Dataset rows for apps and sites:
------

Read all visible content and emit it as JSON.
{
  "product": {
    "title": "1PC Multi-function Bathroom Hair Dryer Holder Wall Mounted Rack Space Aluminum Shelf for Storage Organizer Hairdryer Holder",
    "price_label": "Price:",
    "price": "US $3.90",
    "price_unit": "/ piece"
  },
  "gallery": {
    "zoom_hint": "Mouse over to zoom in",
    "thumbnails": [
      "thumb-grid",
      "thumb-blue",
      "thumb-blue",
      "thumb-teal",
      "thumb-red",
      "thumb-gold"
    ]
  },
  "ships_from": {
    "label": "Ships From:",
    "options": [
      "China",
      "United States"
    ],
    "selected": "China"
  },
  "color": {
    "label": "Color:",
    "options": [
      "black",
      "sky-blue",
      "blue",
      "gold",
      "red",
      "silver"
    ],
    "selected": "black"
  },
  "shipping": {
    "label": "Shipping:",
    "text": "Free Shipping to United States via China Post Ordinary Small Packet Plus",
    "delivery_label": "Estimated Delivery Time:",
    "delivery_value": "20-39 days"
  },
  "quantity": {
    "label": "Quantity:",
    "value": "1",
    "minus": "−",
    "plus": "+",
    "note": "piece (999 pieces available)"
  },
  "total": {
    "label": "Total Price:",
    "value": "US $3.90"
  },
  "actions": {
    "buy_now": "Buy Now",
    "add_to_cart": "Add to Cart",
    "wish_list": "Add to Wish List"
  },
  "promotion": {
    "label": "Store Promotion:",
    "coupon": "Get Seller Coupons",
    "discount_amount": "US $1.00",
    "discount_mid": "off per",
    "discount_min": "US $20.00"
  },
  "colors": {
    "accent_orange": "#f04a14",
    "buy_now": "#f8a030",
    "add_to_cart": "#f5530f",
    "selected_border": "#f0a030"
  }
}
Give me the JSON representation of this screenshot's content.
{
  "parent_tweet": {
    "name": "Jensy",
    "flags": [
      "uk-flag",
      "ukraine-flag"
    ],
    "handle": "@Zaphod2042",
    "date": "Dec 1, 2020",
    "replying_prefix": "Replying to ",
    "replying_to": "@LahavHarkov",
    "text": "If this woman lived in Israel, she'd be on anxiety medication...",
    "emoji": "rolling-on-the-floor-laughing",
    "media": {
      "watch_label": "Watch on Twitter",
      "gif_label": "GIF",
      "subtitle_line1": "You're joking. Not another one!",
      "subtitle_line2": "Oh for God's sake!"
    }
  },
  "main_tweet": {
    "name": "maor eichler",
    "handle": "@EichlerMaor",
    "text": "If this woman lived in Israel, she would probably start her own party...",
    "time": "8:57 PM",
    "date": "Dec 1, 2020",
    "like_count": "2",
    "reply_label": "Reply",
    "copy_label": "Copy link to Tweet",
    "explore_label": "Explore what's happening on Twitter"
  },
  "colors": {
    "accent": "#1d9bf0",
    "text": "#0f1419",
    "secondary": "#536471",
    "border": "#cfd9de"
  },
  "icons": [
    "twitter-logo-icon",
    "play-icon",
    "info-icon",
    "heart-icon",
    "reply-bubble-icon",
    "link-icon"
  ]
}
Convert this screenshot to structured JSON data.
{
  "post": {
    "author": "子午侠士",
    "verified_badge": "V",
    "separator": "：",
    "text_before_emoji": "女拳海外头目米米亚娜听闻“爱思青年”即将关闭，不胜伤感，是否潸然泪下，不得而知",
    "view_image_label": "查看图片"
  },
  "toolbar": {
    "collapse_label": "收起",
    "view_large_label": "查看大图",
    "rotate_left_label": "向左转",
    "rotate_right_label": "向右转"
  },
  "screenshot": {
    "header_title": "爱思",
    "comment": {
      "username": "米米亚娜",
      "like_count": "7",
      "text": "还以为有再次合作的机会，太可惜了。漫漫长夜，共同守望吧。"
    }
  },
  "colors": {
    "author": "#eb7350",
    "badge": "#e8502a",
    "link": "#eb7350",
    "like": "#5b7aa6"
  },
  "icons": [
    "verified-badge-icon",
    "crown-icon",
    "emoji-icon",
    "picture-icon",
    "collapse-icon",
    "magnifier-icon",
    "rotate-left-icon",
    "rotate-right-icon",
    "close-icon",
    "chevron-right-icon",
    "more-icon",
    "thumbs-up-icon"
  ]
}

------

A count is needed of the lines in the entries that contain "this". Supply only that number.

Answer box. 4